The issue of how to fund the city's share of the Pineview Terrace construction costs was raised at last week's executive meeting. Administration brought us a number of options - a levy based on the assessed value of the property (as we're doing for the soccer centre), a levy on residential users only, or another flat tax across the tax base (either residential or one including commercial properties). All would be new hits on the tax payer.
Most members of council seemed to think that the flat tax option would be best. I don't like flat taxes. Because they aren't proportional, they are a heavier burden on low and fixed income earners, many of whom live in my ward. Council appears to recognize that flat taxes are inequitable when it comes to commercial properties, because even the current flat tax is graduated for commercial properties, based on value, but there doesn't seem to be the same recognition for residents.
It appears that we're likely to go with a flat tax of $27 for the next three years for residential properties, plus a graduated rate for commercial. Not much, on the surface, you might think. However, this is a city where some residents felt that a $20 annual licence fee for cats, brought in a year ago, was too much, and I've already had a senior from my ward call to express her concerns about the $27.
I proposed that, instead of dipping our hands once again into the tax payers' pockets, we instead divert some of the money that we're already collecting - a portion of the $60 flat tax that was imposed last year, and supposed to be reserved specifically for infrastructure projects.
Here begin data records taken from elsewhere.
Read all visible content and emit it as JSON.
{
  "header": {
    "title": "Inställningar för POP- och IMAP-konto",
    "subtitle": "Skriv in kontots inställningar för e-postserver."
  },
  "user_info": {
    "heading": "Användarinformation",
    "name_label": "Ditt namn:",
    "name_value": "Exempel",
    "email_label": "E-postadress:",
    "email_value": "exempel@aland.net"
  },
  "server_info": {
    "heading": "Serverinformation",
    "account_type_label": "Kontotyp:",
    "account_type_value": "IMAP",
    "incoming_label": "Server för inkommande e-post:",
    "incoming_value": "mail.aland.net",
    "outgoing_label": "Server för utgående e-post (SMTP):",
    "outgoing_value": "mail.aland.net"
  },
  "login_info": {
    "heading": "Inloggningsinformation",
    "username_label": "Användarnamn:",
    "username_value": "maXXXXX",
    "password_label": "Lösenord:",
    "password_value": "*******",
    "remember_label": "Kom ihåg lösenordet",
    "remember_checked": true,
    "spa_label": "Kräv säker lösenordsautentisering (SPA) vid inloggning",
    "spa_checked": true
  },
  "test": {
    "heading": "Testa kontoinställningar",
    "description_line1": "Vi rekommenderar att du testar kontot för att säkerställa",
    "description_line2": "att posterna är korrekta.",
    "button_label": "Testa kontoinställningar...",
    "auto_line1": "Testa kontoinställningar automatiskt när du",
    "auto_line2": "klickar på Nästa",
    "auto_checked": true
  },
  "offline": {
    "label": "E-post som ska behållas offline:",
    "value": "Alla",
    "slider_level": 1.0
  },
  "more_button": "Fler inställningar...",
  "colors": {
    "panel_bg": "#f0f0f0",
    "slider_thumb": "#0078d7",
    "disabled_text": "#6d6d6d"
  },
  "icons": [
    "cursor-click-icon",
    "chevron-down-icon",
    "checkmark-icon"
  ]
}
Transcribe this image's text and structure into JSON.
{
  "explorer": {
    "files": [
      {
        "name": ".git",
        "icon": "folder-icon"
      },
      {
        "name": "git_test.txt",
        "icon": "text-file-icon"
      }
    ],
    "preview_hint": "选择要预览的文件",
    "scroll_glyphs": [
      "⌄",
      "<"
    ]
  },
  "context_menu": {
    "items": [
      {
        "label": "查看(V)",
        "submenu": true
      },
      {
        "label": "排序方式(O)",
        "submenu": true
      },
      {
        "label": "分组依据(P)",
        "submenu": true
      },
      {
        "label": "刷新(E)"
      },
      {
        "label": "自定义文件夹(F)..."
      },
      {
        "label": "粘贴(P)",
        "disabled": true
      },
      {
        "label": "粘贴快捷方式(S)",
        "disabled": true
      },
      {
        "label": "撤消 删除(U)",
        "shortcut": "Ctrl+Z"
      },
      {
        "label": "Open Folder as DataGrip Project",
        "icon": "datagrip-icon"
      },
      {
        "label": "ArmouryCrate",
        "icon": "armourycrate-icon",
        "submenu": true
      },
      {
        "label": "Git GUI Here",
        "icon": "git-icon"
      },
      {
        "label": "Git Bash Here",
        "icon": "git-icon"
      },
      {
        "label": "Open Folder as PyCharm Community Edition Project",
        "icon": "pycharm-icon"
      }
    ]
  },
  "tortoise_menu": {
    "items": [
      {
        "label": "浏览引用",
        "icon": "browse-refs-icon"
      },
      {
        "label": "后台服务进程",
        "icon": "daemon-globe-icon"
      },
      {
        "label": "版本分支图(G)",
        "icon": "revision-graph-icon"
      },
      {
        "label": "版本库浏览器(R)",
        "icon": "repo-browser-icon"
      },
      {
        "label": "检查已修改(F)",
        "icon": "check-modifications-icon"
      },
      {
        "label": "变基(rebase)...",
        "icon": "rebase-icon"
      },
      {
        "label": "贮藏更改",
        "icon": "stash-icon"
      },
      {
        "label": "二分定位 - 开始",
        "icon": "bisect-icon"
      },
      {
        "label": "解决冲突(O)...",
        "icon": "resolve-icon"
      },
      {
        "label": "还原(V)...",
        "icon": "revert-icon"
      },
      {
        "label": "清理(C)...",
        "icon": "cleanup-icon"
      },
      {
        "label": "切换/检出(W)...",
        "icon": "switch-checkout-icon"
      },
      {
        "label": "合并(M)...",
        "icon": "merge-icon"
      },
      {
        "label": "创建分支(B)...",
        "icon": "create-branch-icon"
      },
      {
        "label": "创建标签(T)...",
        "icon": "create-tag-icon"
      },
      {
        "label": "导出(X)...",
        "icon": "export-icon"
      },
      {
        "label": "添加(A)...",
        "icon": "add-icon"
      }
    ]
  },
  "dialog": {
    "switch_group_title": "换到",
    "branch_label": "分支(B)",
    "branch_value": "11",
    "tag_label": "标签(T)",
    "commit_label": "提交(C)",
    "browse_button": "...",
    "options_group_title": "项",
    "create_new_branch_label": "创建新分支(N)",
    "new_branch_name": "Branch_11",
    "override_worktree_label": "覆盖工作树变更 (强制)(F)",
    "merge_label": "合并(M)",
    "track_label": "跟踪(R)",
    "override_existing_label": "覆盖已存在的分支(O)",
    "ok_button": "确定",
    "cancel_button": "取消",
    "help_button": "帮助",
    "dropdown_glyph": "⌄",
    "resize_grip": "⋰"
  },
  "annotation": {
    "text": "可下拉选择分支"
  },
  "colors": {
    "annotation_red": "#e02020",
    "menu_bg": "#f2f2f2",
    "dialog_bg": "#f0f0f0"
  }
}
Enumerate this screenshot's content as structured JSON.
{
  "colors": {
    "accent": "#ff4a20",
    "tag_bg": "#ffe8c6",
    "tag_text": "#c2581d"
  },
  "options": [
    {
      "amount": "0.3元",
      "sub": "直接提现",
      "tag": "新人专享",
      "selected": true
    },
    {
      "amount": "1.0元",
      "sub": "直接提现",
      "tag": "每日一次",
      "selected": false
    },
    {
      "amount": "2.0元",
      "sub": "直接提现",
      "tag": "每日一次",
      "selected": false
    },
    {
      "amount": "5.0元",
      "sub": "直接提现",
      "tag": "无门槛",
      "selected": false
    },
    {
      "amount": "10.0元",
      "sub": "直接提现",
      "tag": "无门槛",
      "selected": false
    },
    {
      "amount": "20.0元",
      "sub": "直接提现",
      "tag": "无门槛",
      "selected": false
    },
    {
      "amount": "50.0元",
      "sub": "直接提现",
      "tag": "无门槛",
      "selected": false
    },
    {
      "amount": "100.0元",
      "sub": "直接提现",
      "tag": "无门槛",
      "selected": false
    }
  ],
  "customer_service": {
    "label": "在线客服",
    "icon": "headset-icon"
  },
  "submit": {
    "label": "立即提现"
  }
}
Although there was some pious talk about not using this money because it's supposed to be saved for infrastructure, it hasn't been. More than $1 million was collected through the flat tax last year - only $600,000 remains, because the remainder was used to balance the city's budget over the last year, not set aside. We could do this for three years, as proposed for the flat tax, and still put more than half of the flat tax revenue aside for other infrastructure reasons.
So why not specify that a portion of the current flat tax be set aside specifically to meet our Pineview Terrace obligation? While not solely a city responsibility, it is being built to meet the needs of the community. As is often the case, I didn't get a clear answer.
I'm afraid that, once again, we're going to go for the simplest, easiest answer. Need more money? The easiest way is just to slap on another tax. If we can keep it off the books as part of the official tax increase, all the better, especially in an election year. But all of these incremental costs, whether it be levies, flat taxes, or increased sanitation charges, add up.
Figuring out how to do things better and more fairly would require some innovative thinking. Not enough members of council seem prepared to take the time or make the effort to do that. And, as usual, the tax payer ends up paying.
"The path of least resistance is what makes rivers run crooked." - Elbert Hubbard